Robust Realizations & Much-needed Comfort Shape Wilderado’s Self-titled Debut

Today is debut release day for Wilderado, a band who amassed millions and millions of listeners across a variety of platforms without even having a full-length record to their name.

Few debut albums have been as much of a ‘long time coming’ as Wilderado’s. The acoustic guitar wielding band of Tulsa natives have been releasing music since 2017 after forming in 2015. Nonetheless, Wilderado has done well cultivating a fanbase by releasing small bites of music year after year – breadcrumbs of what was to come, if you will. Every single and EP drop has been stellar, which listeners grew increasingly attracted to thanks to their grounded, sweet, and earthy take on alternative rock.

At long last, fans near and far are able to truly take a bite out of the harmonious rock and roll sound that makes Wilderado, Wilderado. We might be in the final quarter of 2021, but the self-titled debut looks like it will effortlessly slide into our ‘Top Albums of the Year’ ranking.

Even at only 10 tracks long, Wilderado unveils itself to be a curious and fluid indie rock journey. You’re transported into a cozy, mountainous world through homegrown melodies that lead into one another thoughtfully. Crafted with care from start to finish, this album has a very distinct opening and closing. “Stranger” begins the record and “Help Me Down” ends it. These songs bookend a story that slows everything down in a reflective manner. The more grounded and humbled you become listening to this record, the easier it is to connect with the world around you and the people around you. Wilderado might not be soul music, per se, but it is surely music for the soul. Just the chorus in each and every one of these 10 songs brings on an otherworldly sensation that is a surprising combination of danceable, heartfelt, laidback, and goosebump-raising.

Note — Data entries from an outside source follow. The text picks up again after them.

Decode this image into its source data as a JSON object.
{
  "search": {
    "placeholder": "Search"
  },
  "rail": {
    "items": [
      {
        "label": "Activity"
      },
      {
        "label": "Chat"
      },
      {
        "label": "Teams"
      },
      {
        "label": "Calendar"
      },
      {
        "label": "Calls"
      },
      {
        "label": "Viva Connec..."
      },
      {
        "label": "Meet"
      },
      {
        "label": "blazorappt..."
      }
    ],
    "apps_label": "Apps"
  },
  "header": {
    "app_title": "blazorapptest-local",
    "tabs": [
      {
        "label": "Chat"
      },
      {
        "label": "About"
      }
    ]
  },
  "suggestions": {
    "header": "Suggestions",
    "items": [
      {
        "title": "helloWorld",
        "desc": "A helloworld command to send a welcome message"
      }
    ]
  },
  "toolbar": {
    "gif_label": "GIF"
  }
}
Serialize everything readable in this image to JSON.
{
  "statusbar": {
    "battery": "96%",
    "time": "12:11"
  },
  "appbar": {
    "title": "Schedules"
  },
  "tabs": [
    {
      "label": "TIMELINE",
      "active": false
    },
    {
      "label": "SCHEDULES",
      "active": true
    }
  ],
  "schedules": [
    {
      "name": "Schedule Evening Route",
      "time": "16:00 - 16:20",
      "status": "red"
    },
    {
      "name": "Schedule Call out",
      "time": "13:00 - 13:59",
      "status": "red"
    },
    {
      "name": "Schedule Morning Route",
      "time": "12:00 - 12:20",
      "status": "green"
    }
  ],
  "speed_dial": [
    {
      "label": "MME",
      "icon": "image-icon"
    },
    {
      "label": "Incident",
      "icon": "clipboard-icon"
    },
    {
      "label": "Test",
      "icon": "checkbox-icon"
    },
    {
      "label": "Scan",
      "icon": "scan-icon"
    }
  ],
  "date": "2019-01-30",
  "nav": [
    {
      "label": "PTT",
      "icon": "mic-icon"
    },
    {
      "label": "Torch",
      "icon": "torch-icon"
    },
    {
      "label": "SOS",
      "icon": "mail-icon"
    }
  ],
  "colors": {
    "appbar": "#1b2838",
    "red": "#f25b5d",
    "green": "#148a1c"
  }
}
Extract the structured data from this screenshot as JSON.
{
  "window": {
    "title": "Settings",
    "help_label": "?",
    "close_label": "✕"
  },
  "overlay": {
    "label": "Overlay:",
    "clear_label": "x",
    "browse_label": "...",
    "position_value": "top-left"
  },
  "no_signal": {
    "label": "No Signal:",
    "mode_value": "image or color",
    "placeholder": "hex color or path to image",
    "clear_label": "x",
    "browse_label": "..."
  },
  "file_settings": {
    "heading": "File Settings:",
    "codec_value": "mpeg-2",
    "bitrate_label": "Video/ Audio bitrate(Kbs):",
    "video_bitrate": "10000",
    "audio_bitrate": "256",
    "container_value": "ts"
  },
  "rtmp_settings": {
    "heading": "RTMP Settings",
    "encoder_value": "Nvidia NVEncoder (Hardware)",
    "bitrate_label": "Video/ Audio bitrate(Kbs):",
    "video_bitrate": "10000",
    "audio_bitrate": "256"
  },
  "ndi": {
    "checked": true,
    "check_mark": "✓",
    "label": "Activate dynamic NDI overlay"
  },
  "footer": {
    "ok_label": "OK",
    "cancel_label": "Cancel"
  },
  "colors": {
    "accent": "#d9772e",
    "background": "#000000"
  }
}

“The Worst of It,” whose music video is out today to accompany the album release, is a buoyant track in the Mumford & Sons category of indie rock. It’s upbeat in tempo and glitters with sweetness, while its narrative is just the right amount of Americana. Similar to the likes of early Bob Dylan and Fleetwood Mac veteran Lindsey Buckingham, “The Worst of It,” as well as album track “Mr Major,” let the music be the message. These are the showers, not tellers, of the industry, and Wilderado has adapted a bit of their folksy backbone.

Songs inspired even in the slightest of ways by the sights and sounds of the southern U.S. are rooted in storytelling, so an inkling of country music found in a song often only elevates its lyricism. This Wilderado song fits that bill, because it is just as much of a groovy new number as it is a framed portrait of emotion.

The stellar production team that Wilderado pieced this album with surely elevated the already wondrous tracks penned by the pensive musicians. James McAlister, known for his work with both Taylor Swift and Sufjan Stevens, Chad Copelin coming off a background with LANY, and Angelo Petraglia with his history alongside Kings of Leon all extrapolated on the flavorful indie rock at hand.

Whirlwind feelings and quaint adventures litter the album. Hit single “Surefire” and soon-to-be deep cut “Take Some Time” are Hanson brothers meets American Idol’s Daughtry in the sense that it is a multi-instrumental garage-band-esque jam, but with too much heart and too many moments of pop sensibilities to underscore it. Wilderado has always been considered some blend of alternative rock and folk pop. Wilderado, especially as debut album, owns up to that fact, if not rounds it out to make it even more of a dynamic and versatile 40 minutes of art.